= Your goal =
Collect the lines of the entries where "this" shows up.

· · · ·

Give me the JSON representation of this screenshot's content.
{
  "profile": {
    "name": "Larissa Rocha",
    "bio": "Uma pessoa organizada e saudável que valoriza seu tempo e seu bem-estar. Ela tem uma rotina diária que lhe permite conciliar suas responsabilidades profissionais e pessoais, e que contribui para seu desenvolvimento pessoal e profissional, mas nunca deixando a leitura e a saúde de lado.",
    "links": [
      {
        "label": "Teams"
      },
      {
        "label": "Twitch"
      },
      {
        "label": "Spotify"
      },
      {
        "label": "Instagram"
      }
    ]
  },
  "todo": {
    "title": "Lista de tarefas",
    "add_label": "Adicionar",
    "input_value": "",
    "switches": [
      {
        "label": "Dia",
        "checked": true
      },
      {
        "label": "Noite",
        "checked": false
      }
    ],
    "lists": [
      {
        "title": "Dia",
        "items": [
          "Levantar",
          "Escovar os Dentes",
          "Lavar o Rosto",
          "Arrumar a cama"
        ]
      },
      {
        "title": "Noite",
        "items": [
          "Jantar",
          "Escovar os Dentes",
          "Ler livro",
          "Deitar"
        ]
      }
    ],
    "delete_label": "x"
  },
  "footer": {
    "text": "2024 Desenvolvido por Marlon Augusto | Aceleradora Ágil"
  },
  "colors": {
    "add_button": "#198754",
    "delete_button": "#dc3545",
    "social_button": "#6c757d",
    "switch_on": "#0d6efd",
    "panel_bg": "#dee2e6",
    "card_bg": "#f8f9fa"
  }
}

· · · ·

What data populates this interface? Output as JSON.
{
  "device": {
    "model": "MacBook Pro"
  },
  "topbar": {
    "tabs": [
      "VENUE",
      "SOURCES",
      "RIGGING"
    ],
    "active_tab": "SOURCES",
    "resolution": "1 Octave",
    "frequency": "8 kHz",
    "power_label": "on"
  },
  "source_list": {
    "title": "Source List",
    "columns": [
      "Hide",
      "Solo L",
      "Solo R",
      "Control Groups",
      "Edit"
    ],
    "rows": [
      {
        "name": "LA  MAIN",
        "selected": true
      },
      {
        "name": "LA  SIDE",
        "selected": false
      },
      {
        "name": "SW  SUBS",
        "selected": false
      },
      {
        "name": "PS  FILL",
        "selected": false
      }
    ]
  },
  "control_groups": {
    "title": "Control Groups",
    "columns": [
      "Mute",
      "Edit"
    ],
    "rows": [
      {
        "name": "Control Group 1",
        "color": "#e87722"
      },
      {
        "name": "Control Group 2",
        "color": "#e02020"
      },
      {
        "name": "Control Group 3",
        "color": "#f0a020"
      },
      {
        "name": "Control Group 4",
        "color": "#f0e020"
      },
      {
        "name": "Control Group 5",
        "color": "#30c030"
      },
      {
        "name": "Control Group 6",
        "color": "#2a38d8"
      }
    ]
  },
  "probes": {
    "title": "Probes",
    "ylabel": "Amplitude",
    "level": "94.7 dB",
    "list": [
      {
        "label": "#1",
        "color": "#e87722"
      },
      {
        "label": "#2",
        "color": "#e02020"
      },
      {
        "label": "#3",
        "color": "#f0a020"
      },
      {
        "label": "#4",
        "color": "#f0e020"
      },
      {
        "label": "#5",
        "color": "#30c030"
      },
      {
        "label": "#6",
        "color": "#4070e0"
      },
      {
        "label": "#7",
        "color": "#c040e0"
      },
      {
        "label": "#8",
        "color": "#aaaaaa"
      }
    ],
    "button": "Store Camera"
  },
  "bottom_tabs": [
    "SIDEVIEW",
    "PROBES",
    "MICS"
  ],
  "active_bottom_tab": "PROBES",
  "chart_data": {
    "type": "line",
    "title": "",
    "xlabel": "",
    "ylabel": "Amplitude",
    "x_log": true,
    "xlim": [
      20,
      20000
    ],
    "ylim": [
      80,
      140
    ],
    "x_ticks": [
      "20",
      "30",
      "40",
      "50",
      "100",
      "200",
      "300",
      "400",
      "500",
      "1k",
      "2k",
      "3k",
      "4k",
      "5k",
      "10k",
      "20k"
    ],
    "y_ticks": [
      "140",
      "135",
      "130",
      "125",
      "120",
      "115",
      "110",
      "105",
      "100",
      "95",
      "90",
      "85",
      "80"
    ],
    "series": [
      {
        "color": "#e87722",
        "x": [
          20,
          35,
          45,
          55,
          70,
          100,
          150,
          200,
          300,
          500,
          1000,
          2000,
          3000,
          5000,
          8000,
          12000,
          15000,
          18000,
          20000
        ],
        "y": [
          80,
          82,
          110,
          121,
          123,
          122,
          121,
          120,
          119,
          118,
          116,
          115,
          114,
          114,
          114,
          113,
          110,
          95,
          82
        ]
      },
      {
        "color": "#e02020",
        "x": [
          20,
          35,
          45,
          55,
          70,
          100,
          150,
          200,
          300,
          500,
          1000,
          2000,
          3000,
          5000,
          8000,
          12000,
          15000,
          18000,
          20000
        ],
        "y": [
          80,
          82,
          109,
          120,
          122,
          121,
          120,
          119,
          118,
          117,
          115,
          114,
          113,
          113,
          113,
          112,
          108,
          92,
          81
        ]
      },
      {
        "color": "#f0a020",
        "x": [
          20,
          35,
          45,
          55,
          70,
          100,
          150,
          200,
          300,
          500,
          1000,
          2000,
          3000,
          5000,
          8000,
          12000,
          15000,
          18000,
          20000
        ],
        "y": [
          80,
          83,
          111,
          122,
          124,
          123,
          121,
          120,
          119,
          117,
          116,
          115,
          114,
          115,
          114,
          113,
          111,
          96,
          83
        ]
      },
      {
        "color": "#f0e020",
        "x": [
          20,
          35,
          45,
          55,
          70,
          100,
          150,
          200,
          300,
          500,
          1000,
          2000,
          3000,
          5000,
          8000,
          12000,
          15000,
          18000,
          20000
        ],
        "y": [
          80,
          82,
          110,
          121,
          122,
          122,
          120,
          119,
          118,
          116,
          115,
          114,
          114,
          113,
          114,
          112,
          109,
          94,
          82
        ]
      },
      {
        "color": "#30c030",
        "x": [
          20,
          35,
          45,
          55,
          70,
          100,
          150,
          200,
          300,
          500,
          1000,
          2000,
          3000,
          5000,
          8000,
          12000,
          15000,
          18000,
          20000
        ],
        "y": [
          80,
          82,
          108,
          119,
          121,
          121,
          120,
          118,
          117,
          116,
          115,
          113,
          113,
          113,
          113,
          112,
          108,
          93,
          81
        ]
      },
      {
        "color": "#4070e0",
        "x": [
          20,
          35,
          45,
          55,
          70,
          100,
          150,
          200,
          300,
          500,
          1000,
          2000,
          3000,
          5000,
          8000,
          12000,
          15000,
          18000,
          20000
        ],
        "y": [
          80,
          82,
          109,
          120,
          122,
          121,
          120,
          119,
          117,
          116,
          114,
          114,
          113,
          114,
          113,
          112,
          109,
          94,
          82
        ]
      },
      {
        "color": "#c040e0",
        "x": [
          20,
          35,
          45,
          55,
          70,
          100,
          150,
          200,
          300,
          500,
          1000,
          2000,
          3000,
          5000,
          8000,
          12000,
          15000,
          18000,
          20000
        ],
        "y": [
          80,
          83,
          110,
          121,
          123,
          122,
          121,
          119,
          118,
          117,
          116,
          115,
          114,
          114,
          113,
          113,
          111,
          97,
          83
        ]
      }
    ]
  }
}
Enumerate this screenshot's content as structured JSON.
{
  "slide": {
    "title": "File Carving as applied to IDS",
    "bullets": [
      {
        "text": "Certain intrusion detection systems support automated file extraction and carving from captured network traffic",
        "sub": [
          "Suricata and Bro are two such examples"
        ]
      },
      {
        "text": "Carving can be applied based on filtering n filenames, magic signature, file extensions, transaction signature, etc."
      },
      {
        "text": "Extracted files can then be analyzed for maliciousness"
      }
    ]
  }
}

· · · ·

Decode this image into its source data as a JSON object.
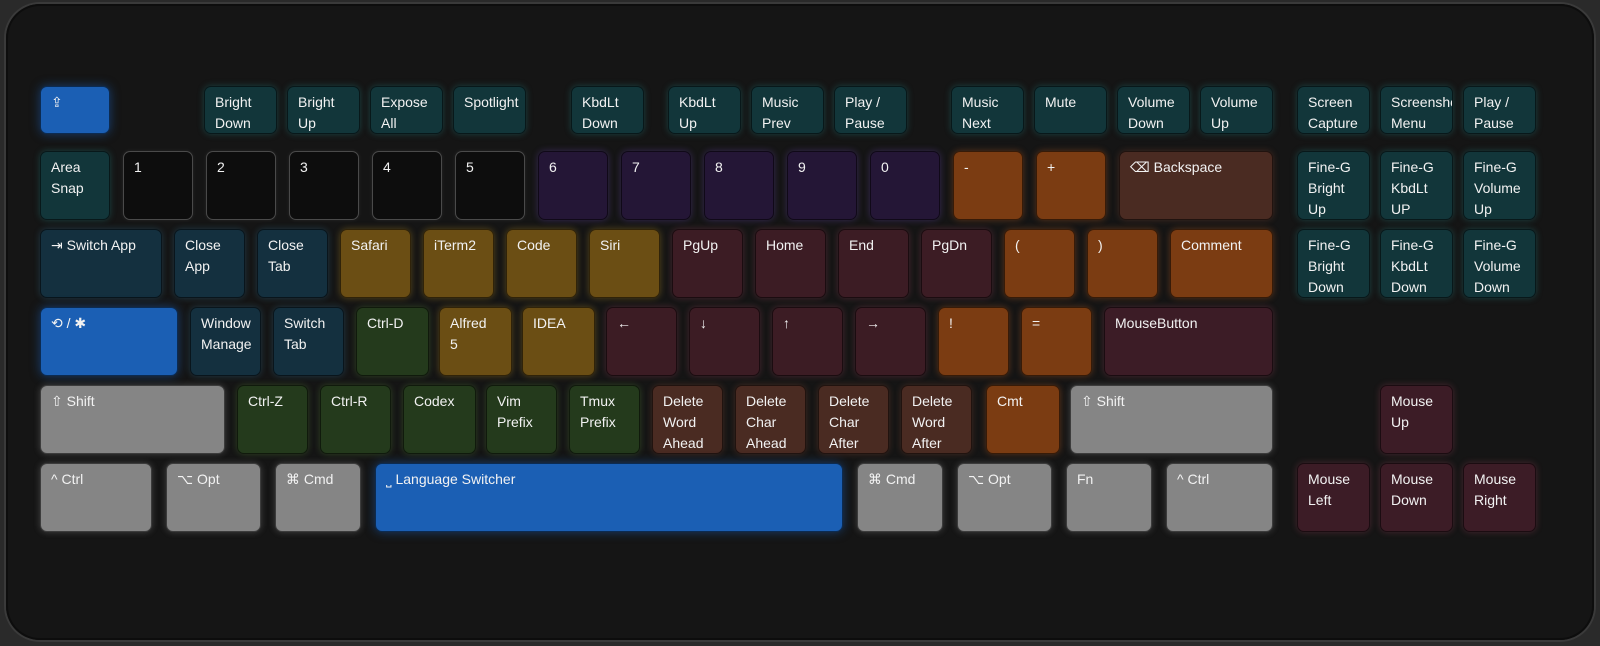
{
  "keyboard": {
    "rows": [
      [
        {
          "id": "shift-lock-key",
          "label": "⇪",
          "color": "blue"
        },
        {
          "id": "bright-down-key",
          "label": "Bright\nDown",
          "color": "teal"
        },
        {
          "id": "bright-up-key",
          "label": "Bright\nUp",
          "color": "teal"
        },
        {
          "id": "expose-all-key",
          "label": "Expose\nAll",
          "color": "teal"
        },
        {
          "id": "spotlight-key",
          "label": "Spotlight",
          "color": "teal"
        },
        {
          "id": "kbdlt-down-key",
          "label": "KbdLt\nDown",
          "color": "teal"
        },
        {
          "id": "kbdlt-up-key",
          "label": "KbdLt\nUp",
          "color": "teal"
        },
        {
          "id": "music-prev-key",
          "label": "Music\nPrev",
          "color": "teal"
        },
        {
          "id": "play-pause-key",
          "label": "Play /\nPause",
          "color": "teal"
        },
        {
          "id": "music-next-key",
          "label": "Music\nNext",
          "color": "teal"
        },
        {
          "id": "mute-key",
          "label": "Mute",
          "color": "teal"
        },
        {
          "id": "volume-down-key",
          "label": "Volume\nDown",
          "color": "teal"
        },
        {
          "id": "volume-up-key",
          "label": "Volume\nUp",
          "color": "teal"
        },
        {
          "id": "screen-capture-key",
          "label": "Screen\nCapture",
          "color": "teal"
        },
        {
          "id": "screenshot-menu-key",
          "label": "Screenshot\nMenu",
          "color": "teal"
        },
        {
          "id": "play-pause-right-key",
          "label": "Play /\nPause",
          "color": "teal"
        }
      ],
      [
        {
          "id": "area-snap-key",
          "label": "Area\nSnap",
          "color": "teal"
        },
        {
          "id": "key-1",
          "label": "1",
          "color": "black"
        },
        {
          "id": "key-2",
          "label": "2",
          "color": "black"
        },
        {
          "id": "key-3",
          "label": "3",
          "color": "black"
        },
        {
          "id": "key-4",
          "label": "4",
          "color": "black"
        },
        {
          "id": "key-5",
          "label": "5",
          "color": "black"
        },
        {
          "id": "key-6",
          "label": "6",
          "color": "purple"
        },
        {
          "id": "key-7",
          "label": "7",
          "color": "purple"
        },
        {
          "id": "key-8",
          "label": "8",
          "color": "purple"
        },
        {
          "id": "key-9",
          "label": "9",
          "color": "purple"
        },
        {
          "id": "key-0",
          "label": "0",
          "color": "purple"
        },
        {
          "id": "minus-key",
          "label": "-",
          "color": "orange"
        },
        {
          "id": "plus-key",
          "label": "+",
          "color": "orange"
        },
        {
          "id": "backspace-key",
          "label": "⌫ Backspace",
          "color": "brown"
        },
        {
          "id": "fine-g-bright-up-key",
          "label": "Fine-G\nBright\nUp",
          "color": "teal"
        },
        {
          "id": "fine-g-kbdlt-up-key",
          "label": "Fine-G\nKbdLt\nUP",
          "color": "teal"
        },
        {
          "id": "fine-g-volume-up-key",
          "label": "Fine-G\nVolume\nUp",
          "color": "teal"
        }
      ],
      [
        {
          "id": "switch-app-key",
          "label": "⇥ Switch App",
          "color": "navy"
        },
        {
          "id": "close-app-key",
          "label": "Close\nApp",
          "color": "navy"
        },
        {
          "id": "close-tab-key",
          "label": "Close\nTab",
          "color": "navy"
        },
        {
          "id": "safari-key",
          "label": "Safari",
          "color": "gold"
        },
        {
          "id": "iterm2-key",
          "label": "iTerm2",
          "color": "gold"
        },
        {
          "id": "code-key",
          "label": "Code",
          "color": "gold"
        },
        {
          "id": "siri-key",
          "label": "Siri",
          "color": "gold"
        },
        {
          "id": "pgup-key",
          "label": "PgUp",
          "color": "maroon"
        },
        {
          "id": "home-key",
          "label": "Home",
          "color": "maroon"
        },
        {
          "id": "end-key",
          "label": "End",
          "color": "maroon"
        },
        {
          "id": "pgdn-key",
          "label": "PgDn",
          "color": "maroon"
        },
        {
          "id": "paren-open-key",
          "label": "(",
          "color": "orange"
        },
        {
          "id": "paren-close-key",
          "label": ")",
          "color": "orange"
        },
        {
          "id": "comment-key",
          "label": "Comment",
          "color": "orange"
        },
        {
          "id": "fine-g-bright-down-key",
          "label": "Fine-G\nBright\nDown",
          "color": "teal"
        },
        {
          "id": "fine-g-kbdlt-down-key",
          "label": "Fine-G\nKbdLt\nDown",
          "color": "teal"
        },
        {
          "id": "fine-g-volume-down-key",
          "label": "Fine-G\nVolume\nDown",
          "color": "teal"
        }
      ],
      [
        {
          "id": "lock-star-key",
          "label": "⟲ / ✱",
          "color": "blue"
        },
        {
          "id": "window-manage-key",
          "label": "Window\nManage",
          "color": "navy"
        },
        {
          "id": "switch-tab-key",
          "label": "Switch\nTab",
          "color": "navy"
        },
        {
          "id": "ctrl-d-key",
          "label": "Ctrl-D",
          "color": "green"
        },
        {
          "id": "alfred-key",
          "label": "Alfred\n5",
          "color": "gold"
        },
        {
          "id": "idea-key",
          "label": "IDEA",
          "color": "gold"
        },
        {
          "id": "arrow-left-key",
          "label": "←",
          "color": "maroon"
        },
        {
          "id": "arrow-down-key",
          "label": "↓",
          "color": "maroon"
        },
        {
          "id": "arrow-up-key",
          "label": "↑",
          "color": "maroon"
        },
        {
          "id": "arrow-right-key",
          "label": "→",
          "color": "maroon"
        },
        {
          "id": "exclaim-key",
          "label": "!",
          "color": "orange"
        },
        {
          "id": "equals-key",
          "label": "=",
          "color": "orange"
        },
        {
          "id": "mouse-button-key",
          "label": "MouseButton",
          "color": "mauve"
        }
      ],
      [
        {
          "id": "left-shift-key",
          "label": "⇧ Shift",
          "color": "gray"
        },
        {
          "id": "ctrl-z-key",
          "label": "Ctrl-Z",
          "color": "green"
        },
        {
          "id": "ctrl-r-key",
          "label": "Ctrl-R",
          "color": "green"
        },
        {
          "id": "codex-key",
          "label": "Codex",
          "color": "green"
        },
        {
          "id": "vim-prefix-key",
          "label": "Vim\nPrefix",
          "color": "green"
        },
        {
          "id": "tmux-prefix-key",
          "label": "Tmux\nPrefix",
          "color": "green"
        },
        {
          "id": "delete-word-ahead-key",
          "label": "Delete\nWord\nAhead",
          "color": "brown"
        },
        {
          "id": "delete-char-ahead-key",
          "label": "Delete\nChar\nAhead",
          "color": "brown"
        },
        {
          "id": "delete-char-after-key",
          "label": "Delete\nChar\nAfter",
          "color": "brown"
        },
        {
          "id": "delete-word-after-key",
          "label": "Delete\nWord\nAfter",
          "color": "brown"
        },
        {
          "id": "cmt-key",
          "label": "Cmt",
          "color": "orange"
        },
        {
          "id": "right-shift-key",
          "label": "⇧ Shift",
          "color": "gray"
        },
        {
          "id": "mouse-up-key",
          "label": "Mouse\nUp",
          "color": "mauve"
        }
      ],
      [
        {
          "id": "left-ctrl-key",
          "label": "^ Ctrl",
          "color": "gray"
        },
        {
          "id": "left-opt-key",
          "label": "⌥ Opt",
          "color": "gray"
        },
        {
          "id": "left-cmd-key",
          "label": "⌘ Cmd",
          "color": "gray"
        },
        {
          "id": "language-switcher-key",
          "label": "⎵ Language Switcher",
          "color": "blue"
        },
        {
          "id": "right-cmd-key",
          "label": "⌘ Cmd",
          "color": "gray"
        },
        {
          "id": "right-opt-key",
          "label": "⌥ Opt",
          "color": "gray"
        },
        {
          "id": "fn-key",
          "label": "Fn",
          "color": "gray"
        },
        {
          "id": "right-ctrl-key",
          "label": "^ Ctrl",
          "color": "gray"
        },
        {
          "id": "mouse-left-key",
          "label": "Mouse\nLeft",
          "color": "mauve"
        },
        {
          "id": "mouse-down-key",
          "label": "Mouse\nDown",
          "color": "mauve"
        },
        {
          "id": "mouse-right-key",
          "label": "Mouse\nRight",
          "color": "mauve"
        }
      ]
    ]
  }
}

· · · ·

= Task result =
Give me the JSON representation of this screenshot's content.
What data populates this interface? Output as JSON.
Enumerate this screenshot's content as structured JSON.
Decode this image into its source data as a JSON object.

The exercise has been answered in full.